Work order » Every line that appears in the listing is to be set down verbatim.

(Raw data)

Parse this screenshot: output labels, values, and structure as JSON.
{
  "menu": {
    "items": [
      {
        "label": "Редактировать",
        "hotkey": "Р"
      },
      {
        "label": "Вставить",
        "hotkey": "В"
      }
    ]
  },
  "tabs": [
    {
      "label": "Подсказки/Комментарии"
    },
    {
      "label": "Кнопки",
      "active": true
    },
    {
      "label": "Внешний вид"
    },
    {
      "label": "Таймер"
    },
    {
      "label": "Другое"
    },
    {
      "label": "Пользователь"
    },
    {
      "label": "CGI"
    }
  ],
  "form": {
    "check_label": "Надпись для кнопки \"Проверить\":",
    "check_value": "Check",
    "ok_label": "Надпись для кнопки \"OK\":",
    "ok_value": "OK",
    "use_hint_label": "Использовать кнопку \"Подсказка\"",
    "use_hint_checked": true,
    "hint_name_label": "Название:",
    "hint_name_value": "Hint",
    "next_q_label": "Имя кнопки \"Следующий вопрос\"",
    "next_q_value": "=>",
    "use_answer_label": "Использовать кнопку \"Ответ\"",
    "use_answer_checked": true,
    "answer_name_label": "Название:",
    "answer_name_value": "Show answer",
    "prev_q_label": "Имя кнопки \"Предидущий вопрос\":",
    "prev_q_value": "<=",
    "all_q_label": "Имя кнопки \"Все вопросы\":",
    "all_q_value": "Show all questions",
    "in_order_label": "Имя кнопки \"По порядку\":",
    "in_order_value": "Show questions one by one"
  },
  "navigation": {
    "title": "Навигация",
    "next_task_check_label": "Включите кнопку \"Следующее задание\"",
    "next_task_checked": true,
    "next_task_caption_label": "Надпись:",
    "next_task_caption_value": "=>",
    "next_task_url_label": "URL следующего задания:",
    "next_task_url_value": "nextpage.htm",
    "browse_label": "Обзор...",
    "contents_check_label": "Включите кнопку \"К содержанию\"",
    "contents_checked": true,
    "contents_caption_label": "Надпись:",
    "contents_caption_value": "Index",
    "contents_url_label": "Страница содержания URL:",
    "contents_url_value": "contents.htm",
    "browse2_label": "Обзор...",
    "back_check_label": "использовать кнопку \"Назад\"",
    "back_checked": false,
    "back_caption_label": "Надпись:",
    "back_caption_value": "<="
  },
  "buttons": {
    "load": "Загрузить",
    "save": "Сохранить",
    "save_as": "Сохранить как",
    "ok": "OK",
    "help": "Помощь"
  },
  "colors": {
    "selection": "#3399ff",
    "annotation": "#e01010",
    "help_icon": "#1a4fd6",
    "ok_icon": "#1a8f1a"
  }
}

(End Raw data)

Response to this task »
Parse this screenshot: output labels, values, and structure as JSON.
{
  "menu": {
    "items": [
      {
        "label": "Редактировать",
        "hotkey": "Р"
      },
      {
        "label": "Вставить",
        "hotkey": "В"
      }
    ]
  },
  "tabs": [
    {
      "label": "Подсказки/Комментарии"
    },
    {
      "label": "Кнопки",
      "active": true
    },
    {
      "label": "Внешний вид"
    },
    {
      "label": "Таймер"
    },
    {
      "label": "Другое"
    },
    {
      "label": "Пользователь"
    },
    {
      "label": "CGI"
    }
  ],
  "form": {
    "check_label": "Надпись для кнопки \"Проверить\":",
    "check_value": "Check",
    "ok_label": "Надпись для кнопки \"OK\":",
    "ok_value": "OK",
    "use_hint_label": "Использовать кнопку \"Подсказка\"",
    "use_hint_checked": true,
    "hint_name_label": "Название:",
    "hint_name_value": "Hint",
    "next_q_label": "Имя кнопки \"Следующий вопрос\"",
    "next_q_value": "=>",
    "use_answer_label": "Использовать кнопку \"Ответ\"",
    "use_answer_checked": true,
    "answer_name_label": "Название:",
    "answer_name_value": "Show answer",
    "prev_q_label": "Имя кнопки \"Предидущий вопрос\":",
    "prev_q_value": "<=",
    "all_q_label": "Имя кнопки \"Все вопросы\":",
    "all_q_value": "Show all questions",
    "in_order_label": "Имя кнопки \"По порядку\":",
    "in_order_value": "Show questions one by one"
  },
  "navigation": {
    "title": "Навигация",
    "next_task_check_label": "Включите кнопку \"Следующее задание\"",
    "next_task_checked": true,
    "next_task_caption_label": "Надпись:",
    "next_task_caption_value": "=>",
    "next_task_url_label": "URL следующего задания:",
    "next_task_url_value": "nextpage.htm",
    "browse_label": "Обзор...",
    "contents_check_label": "Включите кнопку \"К содержанию\"",
    "contents_checked": true,
    "contents_caption_label": "Надпись:",
    "contents_caption_value": "Index",
    "contents_url_label": "Страница содержания URL:",
    "contents_url_value": "contents.htm",
    "browse2_label": "Обзор...",
    "back_check_label": "использовать кнопку \"Назад\"",
    "back_checked": false,
    "back_caption_label": "Надпись:",
    "back_caption_value": "<="
  },
  "buttons": {
    "load": "Загрузить",
    "save": "Сохранить",
    "save_as": "Сохранить как",
    "ok": "OK",
    "help": "Помощь"
  },
  "colors": {
    "selection": "#3399ff",
    "annotation": "#e01010",
    "help_icon": "#1a4fd6",
    "ok_icon": "#1a8f1a"
  }
}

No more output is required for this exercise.